(INFORMATION GIVEN Opens)

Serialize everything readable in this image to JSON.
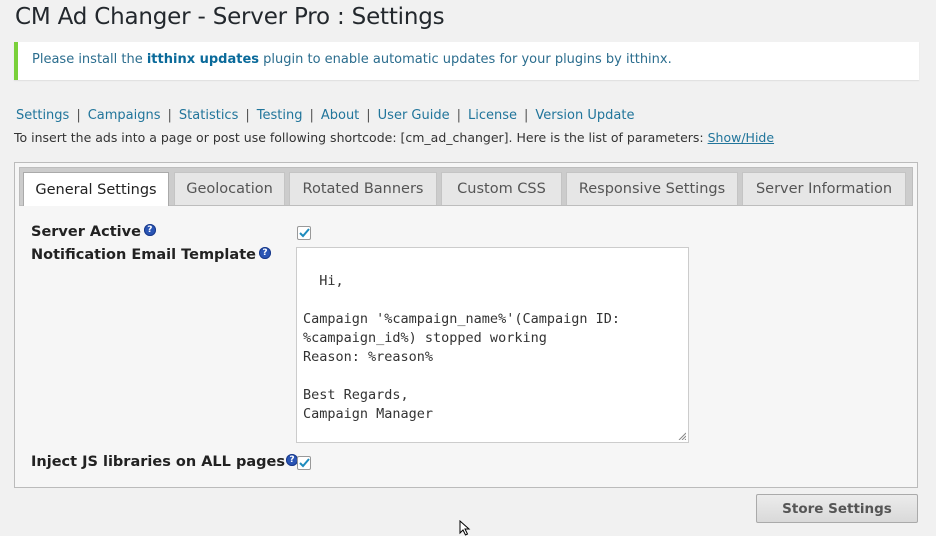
{
  "page": {
    "title": "CM Ad Changer - Server Pro : Settings"
  },
  "notice": {
    "prefix": "Please install the ",
    "link": "itthinx updates",
    "suffix": " plugin to enable automatic updates for your plugins by itthinx."
  },
  "subnav": {
    "items": [
      "Settings",
      "Campaigns",
      "Statistics",
      "Testing",
      "About",
      "User Guide",
      "License",
      "Version Update"
    ]
  },
  "shortcode": {
    "text": "To insert the ads into a page or post use following shortcode: [cm_ad_changer]. Here is the list of parameters: ",
    "toggle": "Show/Hide"
  },
  "tabs": [
    {
      "label": "General Settings",
      "active": true
    },
    {
      "label": "Geolocation"
    },
    {
      "label": "Rotated Banners"
    },
    {
      "label": "Custom CSS"
    },
    {
      "label": "Responsive Settings"
    },
    {
      "label": "Server Information"
    }
  ],
  "settings": {
    "server_active": {
      "label": "Server Active",
      "checked": true
    },
    "notification_email_template": {
      "label": "Notification Email Template",
      "value": "Hi,\n\nCampaign '%campaign_name%'(Campaign ID:\n%campaign_id%) stopped working\nReason: %reason%\n\nBest Regards,\nCampaign Manager"
    },
    "inject_js": {
      "label": "Inject JS libraries on ALL pages",
      "checked": true
    }
  },
  "help_glyph": "?",
  "actions": {
    "store_settings": "Store Settings"
  },
  "colors": {
    "link": "#21759b",
    "notice_border": "#7ad03a",
    "help_icon": "#2a55b5"
  }
}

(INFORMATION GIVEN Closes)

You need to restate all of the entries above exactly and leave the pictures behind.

• **SOLUTION FOR THIS TASK**
Serialize everything readable in this image to JSON.
{
  "page": {
    "title": "CM Ad Changer - Server Pro : Settings"
  },
  "notice": {
    "prefix": "Please install the ",
    "link": "itthinx updates",
    "suffix": " plugin to enable automatic updates for your plugins by itthinx."
  },
  "subnav": {
    "items": [
      "Settings",
      "Campaigns",
      "Statistics",
      "Testing",
      "About",
      "User Guide",
      "License",
      "Version Update"
    ]
  },
  "shortcode": {
    "text": "To insert the ads into a page or post use following shortcode: [cm_ad_changer]. Here is the list of parameters: ",
    "toggle": "Show/Hide"
  },
  "tabs": [
    {
      "label": "General Settings",
      "active": true
    },
    {
      "label": "Geolocation"
    },
    {
      "label": "Rotated Banners"
    },
    {
      "label": "Custom CSS"
    },
    {
      "label": "Responsive Settings"
    },
    {
      "label": "Server Information"
    }
  ],
  "settings": {
    "server_active": {
      "label": "Server Active",
      "checked": true
    },
    "notification_email_template": {
      "label": "Notification Email Template",
      "value": "Hi,\n\nCampaign '%campaign_name%'(Campaign ID:\n%campaign_id%) stopped working\nReason: %reason%\n\nBest Regards,\nCampaign Manager"
    },
    "inject_js": {
      "label": "Inject JS libraries on ALL pages",
      "checked": true
    }
  },
  "help_glyph": "?",
  "actions": {
    "store_settings": "Store Settings"
  },
  "colors": {
    "link": "#21759b",
    "notice_border": "#7ad03a",
    "help_icon": "#2a55b5"
  }
}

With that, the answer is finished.